Li, et al., [4] concluded that these tumors were predominantly of a low nuclear grade irrespective of tumor size and TNM staging and suggested longer follow-up intervals to minimize unnecessary investigations. Nassir, et al. [6] defined MCRNLMP as a predominantly cystic lesion with neoplastic clear cells, probably a subtype of CCRCC having a benign clinical course. A comparative study between MCRNLMP and predominantly cystic CCRCC by Tretiakova, et al. [7] concluded MCRNLMP had uniformly good behavior and support ISUP recommendation for its non-carcinoma designation. In our case, on postoperative follow-up, the patient showed no evidence of recurrence or metastasis. Urologists should have an adequate understanding of this entity because we can adopt longer followup intervals for patients with this tumor to minimize unnecessary examinations and patient anxiety.


It is a rare subtype of CCRCC with low malignant potential and represents 2%-4% of all CCRCC cases. Most cases were detected incidentally and cannot differentiate from other cystic lesions by imaging studies. Histopathology as per WHO guidelines helps in definitive identification. Irrespective of the TNM stage, they fall under low risk and no documented evidence of recurrence or metastasis after complete resection on follow-up. Proper understanding of this entity by urologists helps in reducing patient anxiety by adopting longer follow-up intervals and avoiding cumbersome imaging studies.


Awards Nomination

Select your language of interest to view the total content in your interested language

Journal Metrics:

Impact Factor: 12.24
Journal Citescore: 10.62
h-index: 29
PubMed NLM ID:  101579384
Journal Acceptance Rate: 40%
Article processing time : 30-45 Days

Google Scholar citation report
Citations : 3847

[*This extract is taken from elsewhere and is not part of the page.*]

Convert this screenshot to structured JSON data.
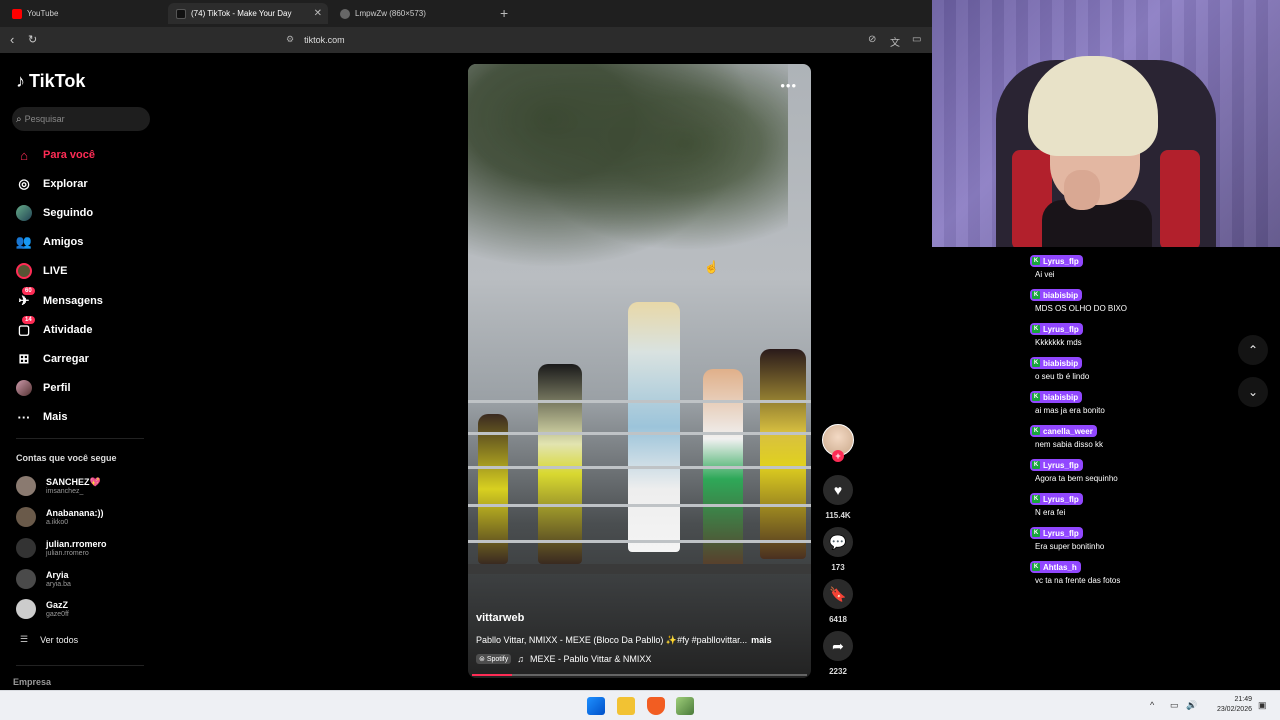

Clinical Practice received 3847 citations as per Google Scholar report

Clinical Practice peer review process verified at publons

Indexed In